Astronomers used the NASA/ESA Hubble Space Telescope to analyse light from the nearby star TRAPPIST-1 as it passed through the atmospheres of four Earth-sized planets in the star’s habitable zone — the region at a distance from the star where liquid water, the key to life as we know it, could exist on their surfaces. The astronomers were looking for the signatures of certain gases, including hydrogen, in the atmospheres that were imprinted on the starlight.
The graphic at the top shows a model spectrum containing the signatures of gases that the astronomers would expect to see if the exoplanets’ atmospheres were puffy and dominated by primordial hydrogen from the distant worlds’ formation.
The Hubble observations, however, revealed that the planets do not have hydrogen-dominated atmospheres. The flatter spectrum shown in the lower illustration indicates that Hubble did not spot any traces of water or methane, which are abundant in hydrogen-rich atmospheres. The researchers concluded that the atmospheres are composed of heavier elements residing at much lower altitudes than could be measured by the Hubble observations.Credit:
NASA, ESA and Z. Levy (STScI)
About the Image
|Release date:||5 February 2018, 17:00|
|Size:||5000 x 3600 px|
About the Object

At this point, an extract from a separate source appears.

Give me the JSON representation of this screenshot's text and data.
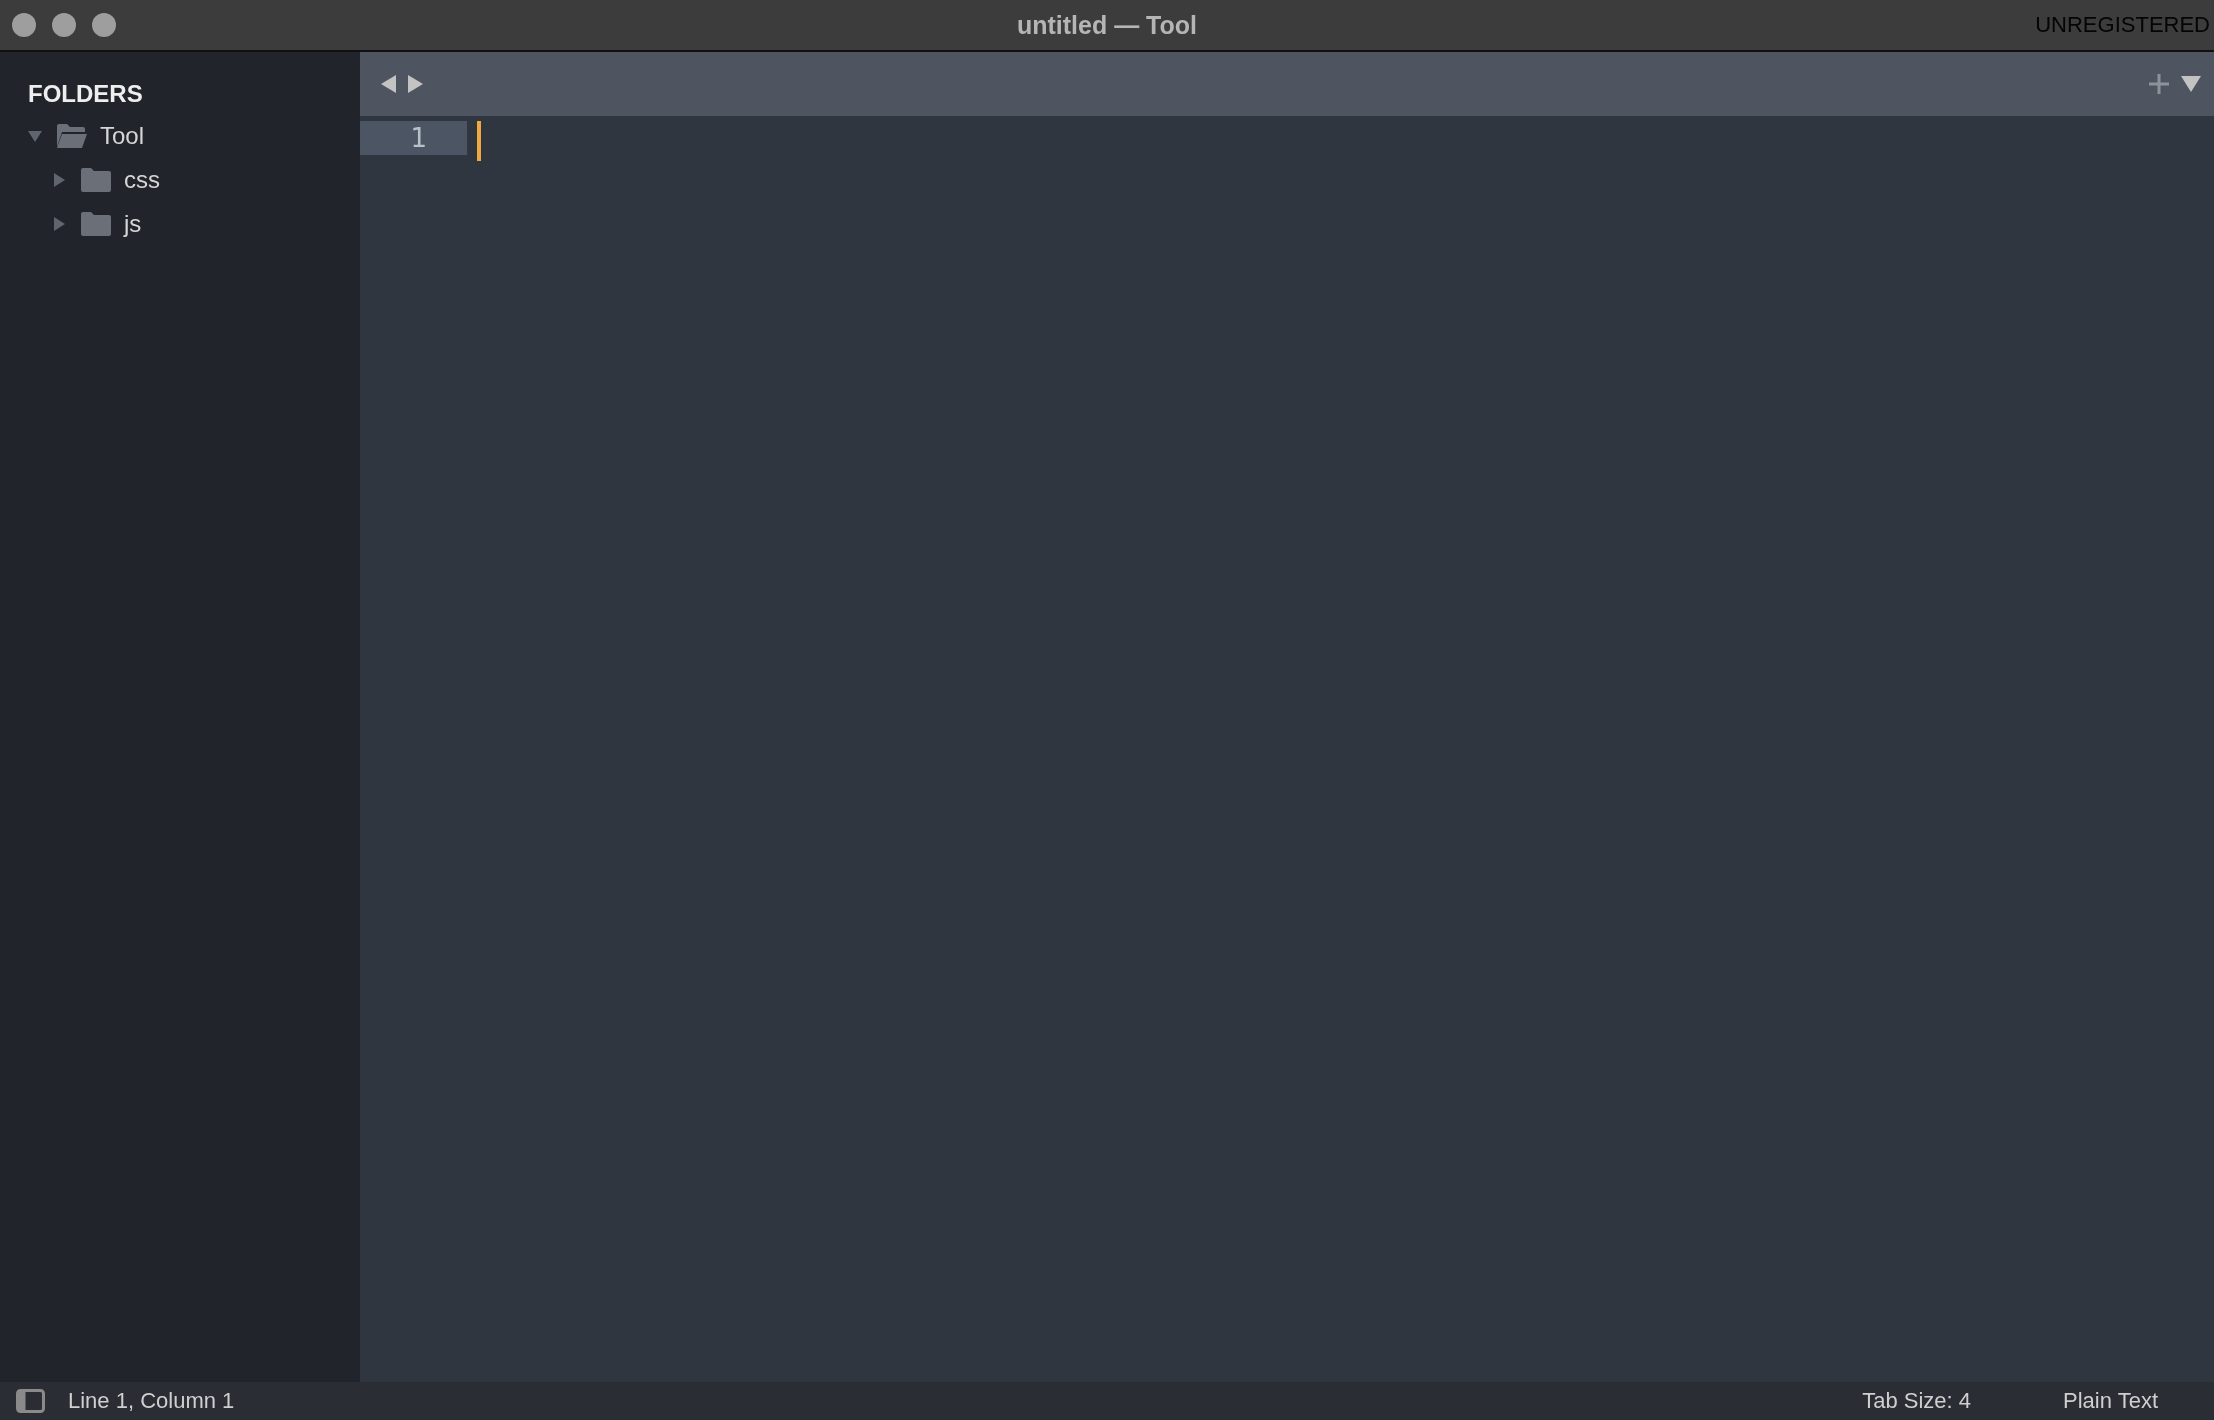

|Type:||Local Universe : Star : Circumstellar Material : Planetary System|
|Distance:||40 light years|